  • 26. Forward declarations
    • The _fields_ attribute can't contain elements that haven't been declared
    • However, you can always define or add to the _fields_ attribute later!
    • Be careful of using your structure before you have finalized your _fields_, this could lead to inconsistencies
  • 27. Arrays
    • Simply multiply the base element type with a positive integer!
      • myArray = (c_int * 5)(, 2, 3, 4, 5) for i in range(5): print myArray[i]
    • ...Or create and object that represent your array and instantiate it
    • Arrays are proper ctypes, so you can include them in your structures and other complex types
  • 28. Typecasting
    • ctypes will automatically accept arrays of a base type, where it was expecting just the base type
    • In all other cases: strict type checking!

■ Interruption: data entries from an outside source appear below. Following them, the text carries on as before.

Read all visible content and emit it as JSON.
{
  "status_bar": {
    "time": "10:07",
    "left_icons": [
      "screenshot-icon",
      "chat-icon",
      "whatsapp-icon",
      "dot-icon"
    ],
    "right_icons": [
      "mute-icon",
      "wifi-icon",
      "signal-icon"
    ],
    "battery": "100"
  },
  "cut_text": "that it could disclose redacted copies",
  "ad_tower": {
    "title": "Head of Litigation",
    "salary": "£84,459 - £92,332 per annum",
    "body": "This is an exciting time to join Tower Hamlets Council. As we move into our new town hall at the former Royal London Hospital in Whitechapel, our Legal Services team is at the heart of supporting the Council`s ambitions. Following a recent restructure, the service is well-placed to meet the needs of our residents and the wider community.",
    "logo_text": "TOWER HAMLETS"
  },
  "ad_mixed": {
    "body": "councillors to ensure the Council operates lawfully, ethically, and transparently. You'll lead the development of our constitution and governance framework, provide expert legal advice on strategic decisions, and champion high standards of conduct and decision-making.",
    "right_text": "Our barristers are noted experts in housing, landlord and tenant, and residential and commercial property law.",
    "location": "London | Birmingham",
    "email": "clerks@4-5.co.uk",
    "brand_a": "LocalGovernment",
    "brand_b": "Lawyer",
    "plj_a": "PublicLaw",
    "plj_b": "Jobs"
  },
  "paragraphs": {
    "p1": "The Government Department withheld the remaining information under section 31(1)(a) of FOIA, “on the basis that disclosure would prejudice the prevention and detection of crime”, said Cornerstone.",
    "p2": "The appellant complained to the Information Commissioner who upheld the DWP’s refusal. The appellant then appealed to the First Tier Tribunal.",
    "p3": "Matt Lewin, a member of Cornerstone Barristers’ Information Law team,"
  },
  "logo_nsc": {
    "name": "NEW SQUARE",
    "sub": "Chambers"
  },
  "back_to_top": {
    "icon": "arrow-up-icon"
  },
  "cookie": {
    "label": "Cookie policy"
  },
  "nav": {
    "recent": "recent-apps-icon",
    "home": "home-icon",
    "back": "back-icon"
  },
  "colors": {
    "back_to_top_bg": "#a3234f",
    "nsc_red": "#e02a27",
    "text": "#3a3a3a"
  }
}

    • Use the cast function to typecast one type to another
      • obj = (c_byte * 10)() castedObj = cast(obj, POINTER(c_int))
  • 29. Callbacks
    • Function pointers are of the CFUNCTYPE and can be created by instantiating that class
    • The result type is the first argument, followed by the arguments that your callback function must expect
    • Connect the function pointer to the actual python callback by instantiating the object returned by CFUNCTYPE
  • 30. What now?
    • Clearly, wrapping libraries in ctypes is far easier, and more maintainable
    • Not much performance loss (code generation at runtime)
    • Most projects now switching to ctypes bindings, you can help!
  • 31. Thank You!
    • Questions?
    • Slides and code samples will be posted at: http://www.kix.in/ctypes/
    • [email_address]
    • KillerX on #linux-india - irc.freenode.net